WORK REQUIRED »
An exact copy of every record, without the pictures, is what should come back.

DATA EXTRACT »
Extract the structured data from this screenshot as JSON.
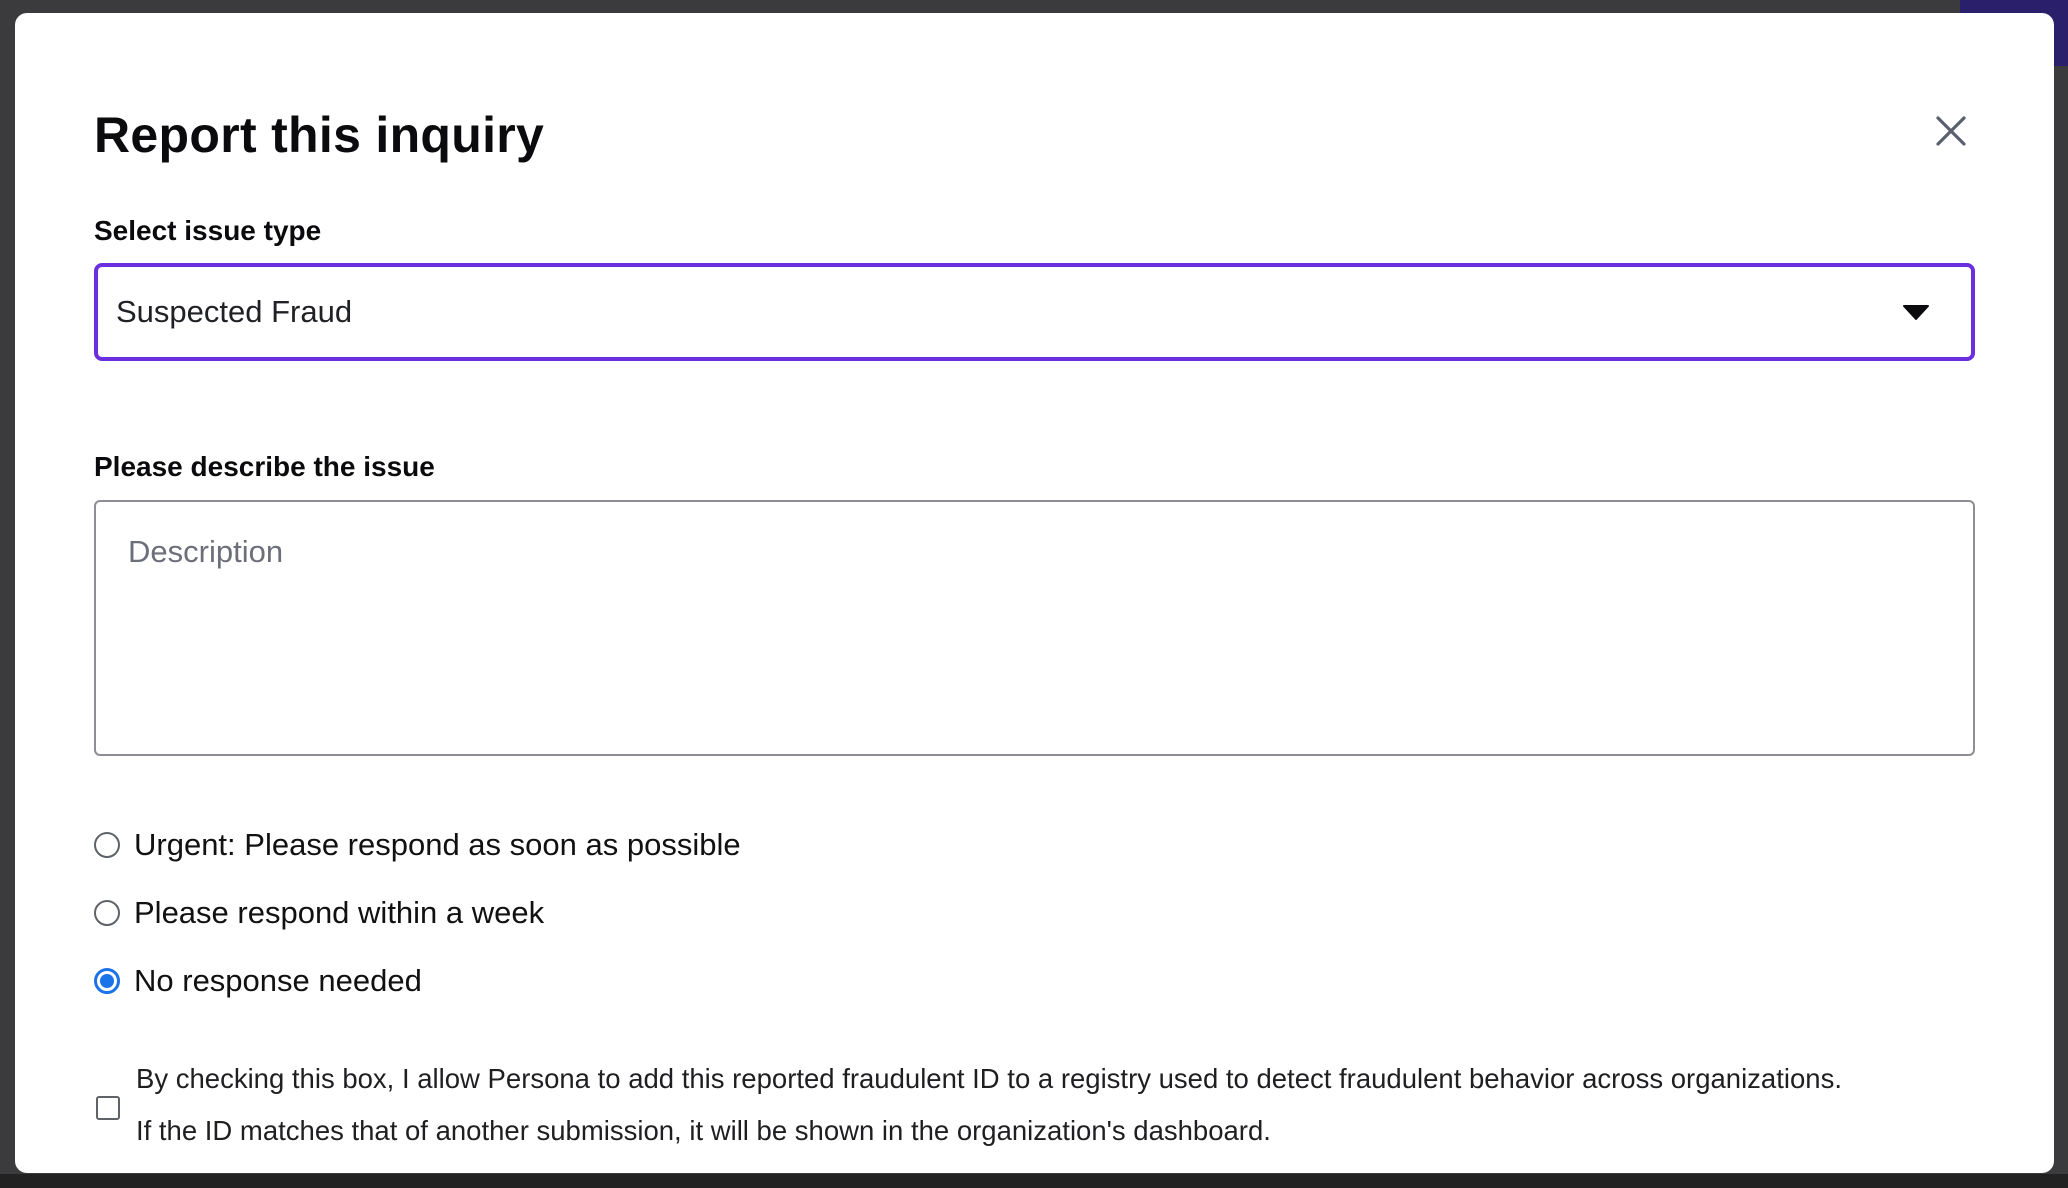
{
  "modal": {
    "title": "Report this inquiry",
    "close_icon": "close-icon"
  },
  "issue_type": {
    "label": "Select issue type",
    "selected_value": "Suspected Fraud",
    "dropdown_icon": "chevron-down-icon"
  },
  "description": {
    "label": "Please describe the issue",
    "placeholder": "Description",
    "value": ""
  },
  "response_options": [
    {
      "label": "Urgent: Please respond as soon as possible",
      "selected": false
    },
    {
      "label": "Please respond within a week",
      "selected": false
    },
    {
      "label": "No response needed",
      "selected": true
    }
  ],
  "consent": {
    "checked": false,
    "line1": "By checking this box, I allow Persona to add this reported fraudulent ID to a registry used to detect fraudulent behavior across organizations.",
    "line2": "If the ID matches that of another submission, it will be shown in the organization's dashboard."
  },
  "colors": {
    "select_focus_border": "#6b2fe0",
    "radio_selected": "#1a73e8",
    "backdrop": "#3b3b3d"
  }
}
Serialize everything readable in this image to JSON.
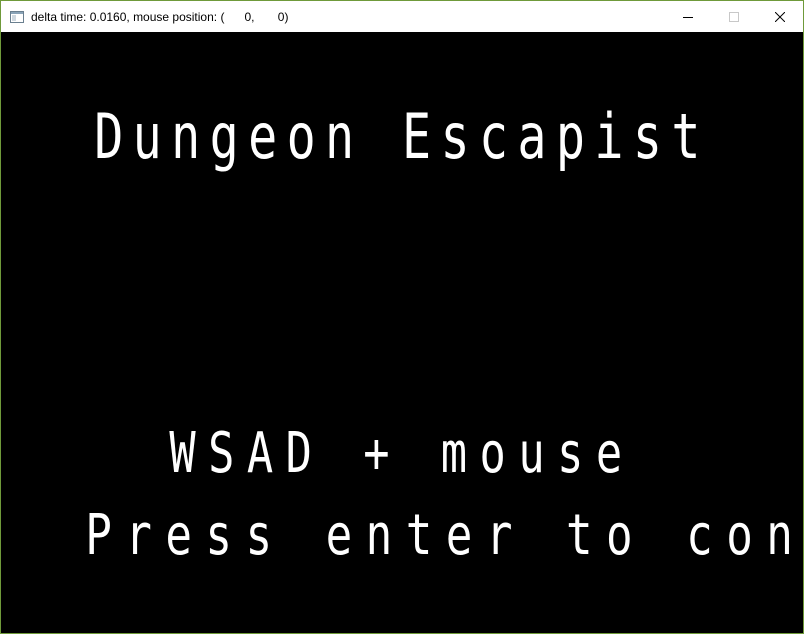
{
  "window": {
    "title": "delta time: 0.0160, mouse position: (      0,       0)",
    "app_icon": "window-app-icon",
    "minimize_icon": "minimize-icon",
    "maximize_icon": "maximize-icon",
    "close_icon": "close-icon",
    "border_color": "#6f9a3a"
  },
  "game": {
    "background_color": "#000000",
    "text_color": "#ffffff",
    "title": "Dungeon Escapist",
    "controls_hint": "WSAD + mouse",
    "continue_prompt": "Press enter to continue"
  }
}
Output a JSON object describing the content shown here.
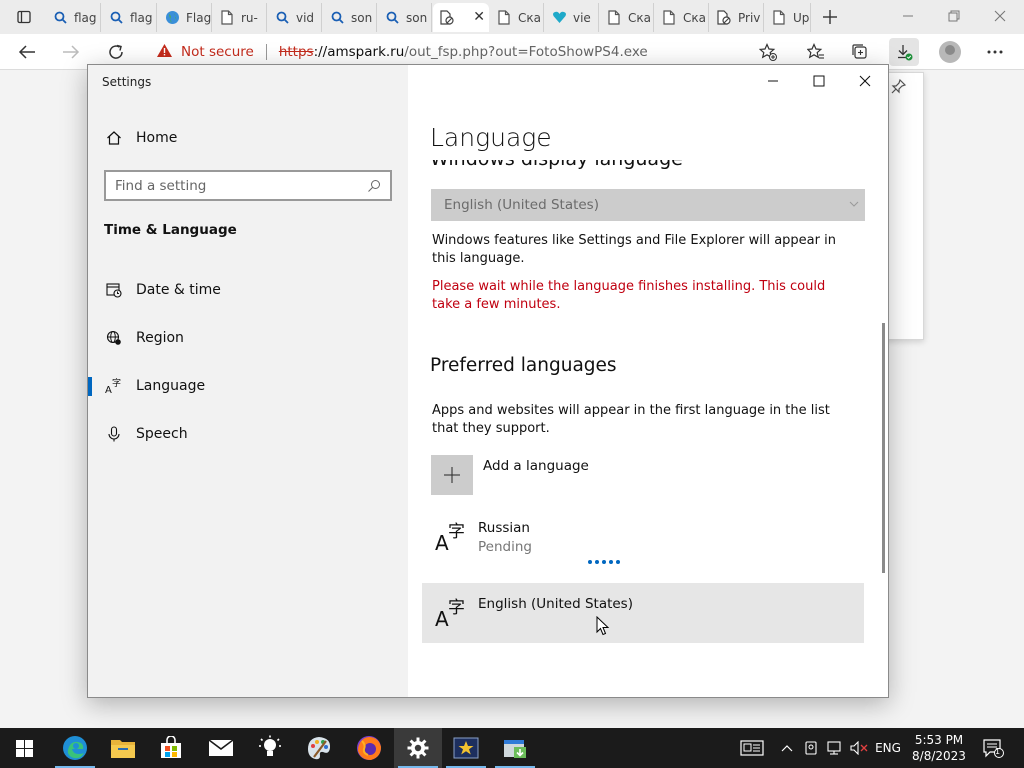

COMPLETED EXERCISE »
Extract the structured data from this screenshot as JSON.
{
  "modal": {
    "title": "Report this inquiry",
    "close_icon": "close-icon"
  },
  "issue_type": {
    "label": "Select issue type",
    "selected_value": "Suspected Fraud",
    "dropdown_icon": "chevron-down-icon"
  },
  "description": {
    "label": "Please describe the issue",
    "placeholder": "Description",
    "value": ""
  },
  "response_options": [
    {
      "label": "Urgent: Please respond as soon as possible",
      "selected": false
    },
    {
      "label": "Please respond within a week",
      "selected": false
    },
    {
      "label": "No response needed",
      "selected": true
    }
  ],
  "consent": {
    "checked": false,
    "line1": "By checking this box, I allow Persona to add this reported fraudulent ID to a registry used to detect fraudulent behavior across organizations.",
    "line2": "If the ID matches that of another submission, it will be shown in the organization's dashboard."
  },
  "colors": {
    "select_focus_border": "#6b2fe0",
    "radio_selected": "#1a73e8",
    "backdrop": "#3b3b3d"
  }
}
Serialize everything readable in this image to JSON.
{
  "window": {
    "title": "delta time: 0.0160, mouse position: (      0,       0)",
    "app_icon": "window-app-icon",
    "minimize_icon": "minimize-icon",
    "maximize_icon": "maximize-icon",
    "close_icon": "close-icon",
    "border_color": "#6f9a3a"
  },
  "game": {
    "background_color": "#000000",
    "text_color": "#ffffff",
    "title": "Dungeon Escapist",
    "controls_hint": "WSAD + mouse",
    "continue_prompt": "Press enter to continue"
  }
}
Output a JSON object describing the content shown here.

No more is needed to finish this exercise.